- [Input material]
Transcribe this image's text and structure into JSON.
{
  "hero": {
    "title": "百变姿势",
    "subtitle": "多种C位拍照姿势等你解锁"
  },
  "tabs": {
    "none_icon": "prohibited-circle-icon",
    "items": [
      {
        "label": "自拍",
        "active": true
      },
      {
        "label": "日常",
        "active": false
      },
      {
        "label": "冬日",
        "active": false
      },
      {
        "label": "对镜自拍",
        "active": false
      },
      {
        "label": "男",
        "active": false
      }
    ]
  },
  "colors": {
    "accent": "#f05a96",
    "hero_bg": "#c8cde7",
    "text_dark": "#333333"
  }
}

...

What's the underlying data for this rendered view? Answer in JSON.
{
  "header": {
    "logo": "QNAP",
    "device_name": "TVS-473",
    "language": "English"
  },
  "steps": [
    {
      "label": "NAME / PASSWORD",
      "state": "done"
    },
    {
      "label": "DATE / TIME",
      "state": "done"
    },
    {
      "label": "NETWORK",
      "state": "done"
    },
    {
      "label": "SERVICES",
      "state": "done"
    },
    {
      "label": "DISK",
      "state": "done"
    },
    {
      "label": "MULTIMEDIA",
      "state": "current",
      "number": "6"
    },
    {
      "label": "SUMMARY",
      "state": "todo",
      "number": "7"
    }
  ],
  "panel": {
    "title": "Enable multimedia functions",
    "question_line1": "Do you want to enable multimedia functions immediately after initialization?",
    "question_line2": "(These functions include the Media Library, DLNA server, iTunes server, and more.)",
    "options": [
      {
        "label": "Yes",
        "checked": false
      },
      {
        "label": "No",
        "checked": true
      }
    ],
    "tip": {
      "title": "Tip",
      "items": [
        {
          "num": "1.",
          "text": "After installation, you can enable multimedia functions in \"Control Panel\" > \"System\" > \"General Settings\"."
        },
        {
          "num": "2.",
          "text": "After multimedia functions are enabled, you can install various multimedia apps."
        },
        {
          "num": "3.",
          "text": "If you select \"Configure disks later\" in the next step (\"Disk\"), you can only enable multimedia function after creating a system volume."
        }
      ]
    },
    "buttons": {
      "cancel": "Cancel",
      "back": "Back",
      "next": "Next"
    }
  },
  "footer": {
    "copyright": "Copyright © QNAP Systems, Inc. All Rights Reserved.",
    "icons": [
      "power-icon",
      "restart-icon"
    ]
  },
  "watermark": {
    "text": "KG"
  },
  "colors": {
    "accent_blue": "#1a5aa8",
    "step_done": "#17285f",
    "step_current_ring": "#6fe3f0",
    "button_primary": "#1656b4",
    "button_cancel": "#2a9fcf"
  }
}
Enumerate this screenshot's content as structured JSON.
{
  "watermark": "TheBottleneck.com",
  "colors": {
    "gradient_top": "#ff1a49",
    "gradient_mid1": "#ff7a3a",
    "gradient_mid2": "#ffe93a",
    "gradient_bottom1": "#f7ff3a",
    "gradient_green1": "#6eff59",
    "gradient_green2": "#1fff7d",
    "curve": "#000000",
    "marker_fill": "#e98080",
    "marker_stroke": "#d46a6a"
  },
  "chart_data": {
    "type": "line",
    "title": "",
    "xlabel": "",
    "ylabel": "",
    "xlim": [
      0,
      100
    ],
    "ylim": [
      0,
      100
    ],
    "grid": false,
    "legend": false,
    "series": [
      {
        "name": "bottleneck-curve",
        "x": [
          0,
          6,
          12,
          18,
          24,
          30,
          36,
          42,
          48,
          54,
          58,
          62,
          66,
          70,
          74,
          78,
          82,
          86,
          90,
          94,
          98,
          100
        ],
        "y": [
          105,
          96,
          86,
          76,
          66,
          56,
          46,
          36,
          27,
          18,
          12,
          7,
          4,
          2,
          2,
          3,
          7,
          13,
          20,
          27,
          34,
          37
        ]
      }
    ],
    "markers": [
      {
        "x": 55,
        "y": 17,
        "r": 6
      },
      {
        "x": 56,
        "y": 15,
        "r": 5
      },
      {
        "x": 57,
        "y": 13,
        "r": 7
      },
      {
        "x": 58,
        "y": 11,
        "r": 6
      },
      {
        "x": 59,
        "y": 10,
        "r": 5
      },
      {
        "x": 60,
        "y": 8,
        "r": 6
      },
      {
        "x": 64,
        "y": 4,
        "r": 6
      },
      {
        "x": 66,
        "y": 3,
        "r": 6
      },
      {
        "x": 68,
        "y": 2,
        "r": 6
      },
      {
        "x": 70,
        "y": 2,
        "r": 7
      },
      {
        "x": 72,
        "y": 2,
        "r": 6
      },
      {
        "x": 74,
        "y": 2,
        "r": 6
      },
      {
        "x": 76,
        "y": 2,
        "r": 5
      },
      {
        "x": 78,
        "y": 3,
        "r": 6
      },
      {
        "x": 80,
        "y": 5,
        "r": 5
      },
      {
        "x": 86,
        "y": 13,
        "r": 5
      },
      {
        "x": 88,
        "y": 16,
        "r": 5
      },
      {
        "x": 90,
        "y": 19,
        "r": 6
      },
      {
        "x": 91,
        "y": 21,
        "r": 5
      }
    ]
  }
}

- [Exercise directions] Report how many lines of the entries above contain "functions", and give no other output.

- [Your solution] 5